§ Work to complete
Omit the images and reproduce the rest of the entries exactly.
*** Opening of Task inputs ***
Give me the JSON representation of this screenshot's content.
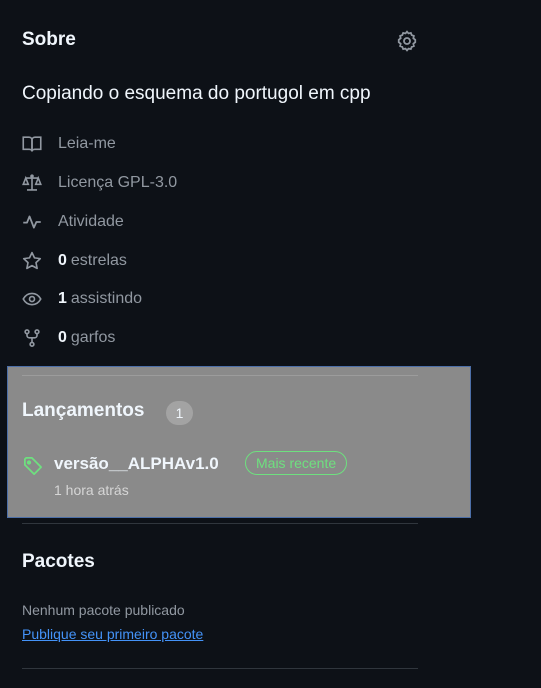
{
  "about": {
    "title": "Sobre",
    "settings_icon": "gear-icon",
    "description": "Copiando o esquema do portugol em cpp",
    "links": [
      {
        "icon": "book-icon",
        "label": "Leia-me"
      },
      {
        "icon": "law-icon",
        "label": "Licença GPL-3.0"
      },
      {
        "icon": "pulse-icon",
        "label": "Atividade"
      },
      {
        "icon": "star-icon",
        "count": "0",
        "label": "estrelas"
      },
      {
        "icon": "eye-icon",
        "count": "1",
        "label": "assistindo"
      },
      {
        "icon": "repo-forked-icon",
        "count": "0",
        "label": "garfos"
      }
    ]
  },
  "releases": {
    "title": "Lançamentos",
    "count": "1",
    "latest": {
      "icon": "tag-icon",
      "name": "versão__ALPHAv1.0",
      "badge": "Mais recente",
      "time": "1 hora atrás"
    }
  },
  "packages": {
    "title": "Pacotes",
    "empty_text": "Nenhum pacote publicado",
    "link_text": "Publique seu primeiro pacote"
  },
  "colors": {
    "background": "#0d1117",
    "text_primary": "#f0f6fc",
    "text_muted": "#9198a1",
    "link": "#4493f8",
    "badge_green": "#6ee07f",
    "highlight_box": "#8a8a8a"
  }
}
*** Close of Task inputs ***
§ Answer section
Give me the JSON representation of this screenshot's content.
{
  "about": {
    "title": "Sobre",
    "settings_icon": "gear-icon",
    "description": "Copiando o esquema do portugol em cpp",
    "links": [
      {
        "icon": "book-icon",
        "label": "Leia-me"
      },
      {
        "icon": "law-icon",
        "label": "Licença GPL-3.0"
      },
      {
        "icon": "pulse-icon",
        "label": "Atividade"
      },
      {
        "icon": "star-icon",
        "count": "0",
        "label": "estrelas"
      },
      {
        "icon": "eye-icon",
        "count": "1",
        "label": "assistindo"
      },
      {
        "icon": "repo-forked-icon",
        "count": "0",
        "label": "garfos"
      }
    ]
  },
  "releases": {
    "title": "Lançamentos",
    "count": "1",
    "latest": {
      "icon": "tag-icon",
      "name": "versão__ALPHAv1.0",
      "badge": "Mais recente",
      "time": "1 hora atrás"
    }
  },
  "packages": {
    "title": "Pacotes",
    "empty_text": "Nenhum pacote publicado",
    "link_text": "Publique seu primeiro pacote"
  },
  "colors": {
    "background": "#0d1117",
    "text_primary": "#f0f6fc",
    "text_muted": "#9198a1",
    "link": "#4493f8",
    "badge_green": "#6ee07f",
    "highlight_box": "#8a8a8a"
  }
}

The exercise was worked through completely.